Restate the entries below word for word, omitting nothing.

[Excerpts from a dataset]
+ + + + +

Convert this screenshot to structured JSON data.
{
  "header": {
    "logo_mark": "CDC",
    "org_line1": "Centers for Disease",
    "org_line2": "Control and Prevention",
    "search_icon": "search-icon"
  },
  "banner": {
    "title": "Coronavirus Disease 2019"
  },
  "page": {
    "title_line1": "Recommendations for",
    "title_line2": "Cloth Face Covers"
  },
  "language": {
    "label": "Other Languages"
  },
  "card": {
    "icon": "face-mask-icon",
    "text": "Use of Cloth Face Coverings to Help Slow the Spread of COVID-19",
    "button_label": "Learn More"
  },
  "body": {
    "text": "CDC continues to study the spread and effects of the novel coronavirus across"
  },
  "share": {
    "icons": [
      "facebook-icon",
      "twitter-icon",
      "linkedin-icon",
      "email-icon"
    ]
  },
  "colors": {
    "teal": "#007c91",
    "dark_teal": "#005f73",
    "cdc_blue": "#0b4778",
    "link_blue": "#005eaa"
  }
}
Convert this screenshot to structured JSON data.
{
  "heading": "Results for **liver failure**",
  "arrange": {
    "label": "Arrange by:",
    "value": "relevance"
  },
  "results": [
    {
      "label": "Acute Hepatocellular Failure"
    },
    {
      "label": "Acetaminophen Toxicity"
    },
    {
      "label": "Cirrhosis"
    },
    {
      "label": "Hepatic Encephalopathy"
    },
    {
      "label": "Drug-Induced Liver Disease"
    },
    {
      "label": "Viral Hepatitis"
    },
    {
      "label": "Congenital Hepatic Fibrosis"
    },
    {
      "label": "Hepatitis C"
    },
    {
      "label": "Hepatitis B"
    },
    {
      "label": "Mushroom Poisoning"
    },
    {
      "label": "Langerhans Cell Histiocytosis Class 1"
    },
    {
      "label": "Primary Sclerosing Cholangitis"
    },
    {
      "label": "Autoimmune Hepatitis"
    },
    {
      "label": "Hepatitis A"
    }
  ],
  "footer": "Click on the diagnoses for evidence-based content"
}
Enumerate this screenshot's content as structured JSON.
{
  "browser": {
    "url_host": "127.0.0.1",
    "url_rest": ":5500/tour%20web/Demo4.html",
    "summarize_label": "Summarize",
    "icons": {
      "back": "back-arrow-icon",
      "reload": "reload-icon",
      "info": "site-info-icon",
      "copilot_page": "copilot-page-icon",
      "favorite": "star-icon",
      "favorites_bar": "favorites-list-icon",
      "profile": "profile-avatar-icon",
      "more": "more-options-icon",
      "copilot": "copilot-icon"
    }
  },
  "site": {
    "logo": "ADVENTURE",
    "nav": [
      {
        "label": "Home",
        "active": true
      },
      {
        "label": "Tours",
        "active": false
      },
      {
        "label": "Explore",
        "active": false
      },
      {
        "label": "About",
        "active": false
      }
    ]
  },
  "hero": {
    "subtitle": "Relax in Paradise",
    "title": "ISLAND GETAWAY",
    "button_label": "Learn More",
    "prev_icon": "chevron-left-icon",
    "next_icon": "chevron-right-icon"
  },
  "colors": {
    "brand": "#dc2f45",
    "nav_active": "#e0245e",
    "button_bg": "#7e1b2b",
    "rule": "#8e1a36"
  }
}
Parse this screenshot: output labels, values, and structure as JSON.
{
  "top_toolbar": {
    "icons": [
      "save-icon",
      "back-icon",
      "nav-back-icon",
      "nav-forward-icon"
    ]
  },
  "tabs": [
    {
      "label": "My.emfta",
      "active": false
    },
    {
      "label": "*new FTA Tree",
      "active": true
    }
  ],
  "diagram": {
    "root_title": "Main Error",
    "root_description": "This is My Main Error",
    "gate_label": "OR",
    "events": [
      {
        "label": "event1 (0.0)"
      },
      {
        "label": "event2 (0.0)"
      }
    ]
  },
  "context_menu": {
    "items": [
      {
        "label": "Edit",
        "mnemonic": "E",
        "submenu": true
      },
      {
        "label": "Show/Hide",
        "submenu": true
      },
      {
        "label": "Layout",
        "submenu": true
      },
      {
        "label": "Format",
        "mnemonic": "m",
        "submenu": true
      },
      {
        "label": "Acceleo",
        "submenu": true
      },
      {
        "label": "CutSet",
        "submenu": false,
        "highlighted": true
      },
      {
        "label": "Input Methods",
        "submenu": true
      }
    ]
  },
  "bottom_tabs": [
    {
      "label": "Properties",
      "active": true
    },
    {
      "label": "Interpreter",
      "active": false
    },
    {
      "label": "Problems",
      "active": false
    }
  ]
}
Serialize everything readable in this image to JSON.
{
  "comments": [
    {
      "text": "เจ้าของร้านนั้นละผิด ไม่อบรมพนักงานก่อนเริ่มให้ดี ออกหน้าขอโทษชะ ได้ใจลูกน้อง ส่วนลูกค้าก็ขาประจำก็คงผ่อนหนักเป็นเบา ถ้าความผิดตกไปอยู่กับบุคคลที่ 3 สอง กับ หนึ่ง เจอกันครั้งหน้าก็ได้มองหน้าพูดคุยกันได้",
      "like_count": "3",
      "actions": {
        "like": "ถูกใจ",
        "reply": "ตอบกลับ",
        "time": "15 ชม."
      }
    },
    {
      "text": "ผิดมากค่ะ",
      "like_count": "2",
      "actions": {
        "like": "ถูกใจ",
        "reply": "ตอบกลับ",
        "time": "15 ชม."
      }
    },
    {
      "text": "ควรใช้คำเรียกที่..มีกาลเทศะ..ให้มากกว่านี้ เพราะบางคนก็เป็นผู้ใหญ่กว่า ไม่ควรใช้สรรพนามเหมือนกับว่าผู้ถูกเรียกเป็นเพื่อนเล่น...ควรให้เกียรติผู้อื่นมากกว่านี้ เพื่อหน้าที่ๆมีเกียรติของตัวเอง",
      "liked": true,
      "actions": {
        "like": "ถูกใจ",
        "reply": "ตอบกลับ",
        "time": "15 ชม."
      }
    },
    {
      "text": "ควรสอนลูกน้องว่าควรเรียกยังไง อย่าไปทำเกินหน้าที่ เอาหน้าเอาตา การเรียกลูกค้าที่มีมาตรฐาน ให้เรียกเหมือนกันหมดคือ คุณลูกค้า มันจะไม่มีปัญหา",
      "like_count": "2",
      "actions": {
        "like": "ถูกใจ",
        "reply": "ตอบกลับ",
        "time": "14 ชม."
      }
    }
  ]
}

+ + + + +

ANSWER TO THE PROBLEM
Convert this screenshot to structured JSON data.
{
  "header": {
    "logo_mark": "CDC",
    "org_line1": "Centers for Disease",
    "org_line2": "Control and Prevention",
    "search_icon": "search-icon"
  },
  "banner": {
    "title": "Coronavirus Disease 2019"
  },
  "page": {
    "title_line1": "Recommendations for",
    "title_line2": "Cloth Face Covers"
  },
  "language": {
    "label": "Other Languages"
  },
  "card": {
    "icon": "face-mask-icon",
    "text": "Use of Cloth Face Coverings to Help Slow the Spread of COVID-19",
    "button_label": "Learn More"
  },
  "body": {
    "text": "CDC continues to study the spread and effects of the novel coronavirus across"
  },
  "share": {
    "icons": [
      "facebook-icon",
      "twitter-icon",
      "linkedin-icon",
      "email-icon"
    ]
  },
  "colors": {
    "teal": "#007c91",
    "dark_teal": "#005f73",
    "cdc_blue": "#0b4778",
    "link_blue": "#005eaa"
  }
}
Convert this screenshot to structured JSON data.
{
  "heading": "Results for **liver failure**",
  "arrange": {
    "label": "Arrange by:",
    "value": "relevance"
  },
  "results": [
    {
      "label": "Acute Hepatocellular Failure"
    },
    {
      "label": "Acetaminophen Toxicity"
    },
    {
      "label": "Cirrhosis"
    },
    {
      "label": "Hepatic Encephalopathy"
    },
    {
      "label": "Drug-Induced Liver Disease"
    },
    {
      "label": "Viral Hepatitis"
    },
    {
      "label": "Congenital Hepatic Fibrosis"
    },
    {
      "label": "Hepatitis C"
    },
    {
      "label": "Hepatitis B"
    },
    {
      "label": "Mushroom Poisoning"
    },
    {
      "label": "Langerhans Cell Histiocytosis Class 1"
    },
    {
      "label": "Primary Sclerosing Cholangitis"
    },
    {
      "label": "Autoimmune Hepatitis"
    },
    {
      "label": "Hepatitis A"
    }
  ],
  "footer": "Click on the diagnoses for evidence-based content"
}
Enumerate this screenshot's content as structured JSON.
{
  "browser": {
    "url_host": "127.0.0.1",
    "url_rest": ":5500/tour%20web/Demo4.html",
    "summarize_label": "Summarize",
    "icons": {
      "back": "back-arrow-icon",
      "reload": "reload-icon",
      "info": "site-info-icon",
      "copilot_page": "copilot-page-icon",
      "favorite": "star-icon",
      "favorites_bar": "favorites-list-icon",
      "profile": "profile-avatar-icon",
      "more": "more-options-icon",
      "copilot": "copilot-icon"
    }
  },
  "site": {
    "logo": "ADVENTURE",
    "nav": [
      {
        "label": "Home",
        "active": true
      },
      {
        "label": "Tours",
        "active": false
      },
      {
        "label": "Explore",
        "active": false
      },
      {
        "label": "About",
        "active": false
      }
    ]
  },
  "hero": {
    "subtitle": "Relax in Paradise",
    "title": "ISLAND GETAWAY",
    "button_label": "Learn More",
    "prev_icon": "chevron-left-icon",
    "next_icon": "chevron-right-icon"
  },
  "colors": {
    "brand": "#dc2f45",
    "nav_active": "#e0245e",
    "button_bg": "#7e1b2b",
    "rule": "#8e1a36"
  }
}
Parse this screenshot: output labels, values, and structure as JSON.
{
  "top_toolbar": {
    "icons": [
      "save-icon",
      "back-icon",
      "nav-back-icon",
      "nav-forward-icon"
    ]
  },
  "tabs": [
    {
      "label": "My.emfta",
      "active": false
    },
    {
      "label": "*new FTA Tree",
      "active": true
    }
  ],
  "diagram": {
    "root_title": "Main Error",
    "root_description": "This is My Main Error",
    "gate_label": "OR",
    "events": [
      {
        "label": "event1 (0.0)"
      },
      {
        "label": "event2 (0.0)"
      }
    ]
  },
  "context_menu": {
    "items": [
      {
        "label": "Edit",
        "mnemonic": "E",
        "submenu": true
      },
      {
        "label": "Show/Hide",
        "submenu": true
      },
      {
        "label": "Layout",
        "submenu": true
      },
      {
        "label": "Format",
        "mnemonic": "m",
        "submenu": true
      },
      {
        "label": "Acceleo",
        "submenu": true
      },
      {
        "label": "CutSet",
        "submenu": false,
        "highlighted": true
      },
      {
        "label": "Input Methods",
        "submenu": true
      }
    ]
  },
  "bottom_tabs": [
    {
      "label": "Properties",
      "active": true
    },
    {
      "label": "Interpreter",
      "active": false
    },
    {
      "label": "Problems",
      "active": false
    }
  ]
}
Serialize everything readable in this image to JSON.
{
  "comments": [
    {
      "text": "เจ้าของร้านนั้นละผิด ไม่อบรมพนักงานก่อนเริ่มให้ดี ออกหน้าขอโทษชะ ได้ใจลูกน้อง ส่วนลูกค้าก็ขาประจำก็คงผ่อนหนักเป็นเบา ถ้าความผิดตกไปอยู่กับบุคคลที่ 3 สอง กับ หนึ่ง เจอกันครั้งหน้าก็ได้มองหน้าพูดคุยกันได้",
      "like_count": "3",
      "actions": {
        "like": "ถูกใจ",
        "reply": "ตอบกลับ",
        "time": "15 ชม."
      }
    },
    {
      "text": "ผิดมากค่ะ",
      "like_count": "2",
      "actions": {
        "like": "ถูกใจ",
        "reply": "ตอบกลับ",
        "time": "15 ชม."
      }
    },
    {
      "text": "ควรใช้คำเรียกที่..มีกาลเทศะ..ให้มากกว่านี้ เพราะบางคนก็เป็นผู้ใหญ่กว่า ไม่ควรใช้สรรพนามเหมือนกับว่าผู้ถูกเรียกเป็นเพื่อนเล่น...ควรให้เกียรติผู้อื่นมากกว่านี้ เพื่อหน้าที่ๆมีเกียรติของตัวเอง",
      "liked": true,
      "actions": {
        "like": "ถูกใจ",
        "reply": "ตอบกลับ",
        "time": "15 ชม."
      }
    },
    {
      "text": "ควรสอนลูกน้องว่าควรเรียกยังไง อย่าไปทำเกินหน้าที่ เอาหน้าเอาตา การเรียกลูกค้าที่มีมาตรฐาน ให้เรียกเหมือนกันหมดคือ คุณลูกค้า มันจะไม่มีปัญหา",
      "like_count": "2",
      "actions": {
        "like": "ถูกใจ",
        "reply": "ตอบกลับ",
        "time": "14 ชม."
      }
    }
  ]
}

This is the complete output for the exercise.